_Assigned task_: Show every line of the data that contains the string "title".

(Data about app and page elements)
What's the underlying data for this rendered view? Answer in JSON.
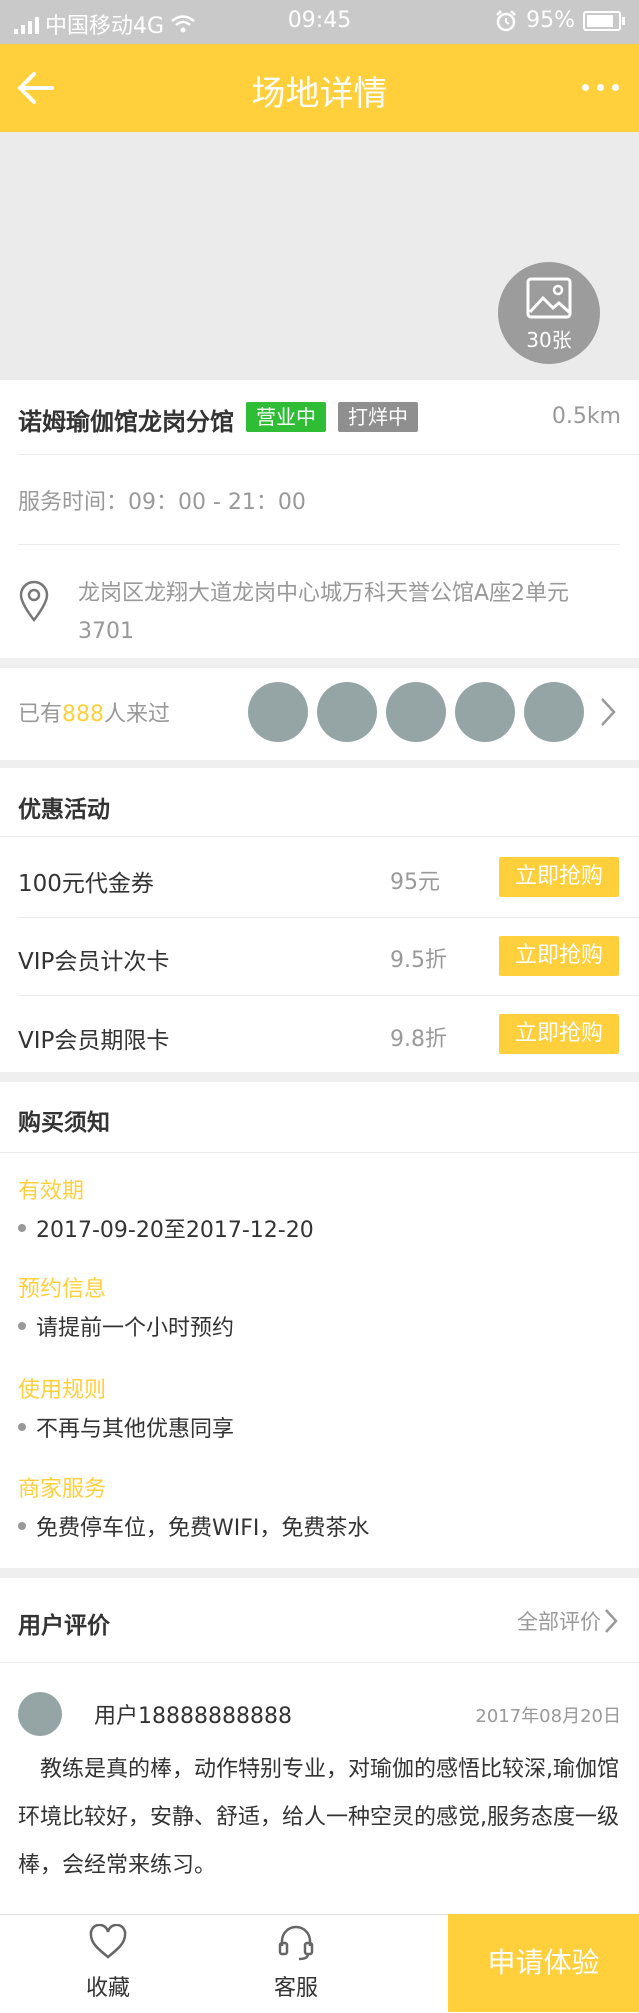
{
  "status_bar": {
    "carrier": "中国移动4G",
    "time": "09:45",
    "battery": "95%"
  },
  "header": {
    "title": "场地详情"
  },
  "banner": {
    "photo_count": "30张"
  },
  "venue": {
    "name": "诺姆瑜伽馆龙岗分馆",
    "tags": [
      {
        "label": "营业中",
        "color": "#2fbd35"
      },
      {
        "label": "打烊中",
        "color": "#8f8f8f"
      }
    ],
    "distance": "0.5km",
    "hours": "服务时间：09：00 - 21：00",
    "address": "龙岗区龙翔大道龙岗中心城万科天誉公馆A座2单元3701"
  },
  "visitors": {
    "prefix": "已有",
    "count": "888",
    "suffix": "人来过"
  },
  "promotions": {
    "title": "优惠活动",
    "items": [
      {
        "name": "100元代金券",
        "price": "95元",
        "button": "立即抢购"
      },
      {
        "name": "VIP会员计次卡",
        "price": "9.5折",
        "button": "立即抢购"
      },
      {
        "name": "VIP会员期限卡",
        "price": "9.8折",
        "button": "立即抢购"
      }
    ]
  },
  "notice": {
    "title": "购买须知",
    "sections": [
      {
        "title": "有效期",
        "item": "2017-09-20至2017-12-20"
      },
      {
        "title": "预约信息",
        "item": "请提前一个小时预约"
      },
      {
        "title": "使用规则",
        "item": "不再与其他优惠同享"
      },
      {
        "title": "商家服务",
        "item": "免费停车位，免费WIFI，免费茶水"
      }
    ]
  },
  "reviews": {
    "title": "用户评价",
    "all_label": "全部评价",
    "items": [
      {
        "user": "用户18888888888",
        "date": "2017年08月20日",
        "content": "教练是真的棒，动作特别专业，对瑜伽的感悟比较深,瑜伽馆环境比较好，安静、舒适，给人一种空灵的感觉,服务态度一级棒，会经常来练习。"
      }
    ]
  },
  "bottom_bar": {
    "favorite": "收藏",
    "service": "客服",
    "apply": "申请体验"
  },
  "colors": {
    "accent": "#ffcf3c",
    "open_tag": "#2fbd35",
    "closed_tag": "#8f8f8f"
  }
}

_Response area_:
    "title": "场地详情"
    "title": "优惠活动",
    "title": "购买须知",
        "title": "有效期",
        "title": "预约信息",
        "title": "使用规则",
        "title": "商家服务",
    "title": "用户评价",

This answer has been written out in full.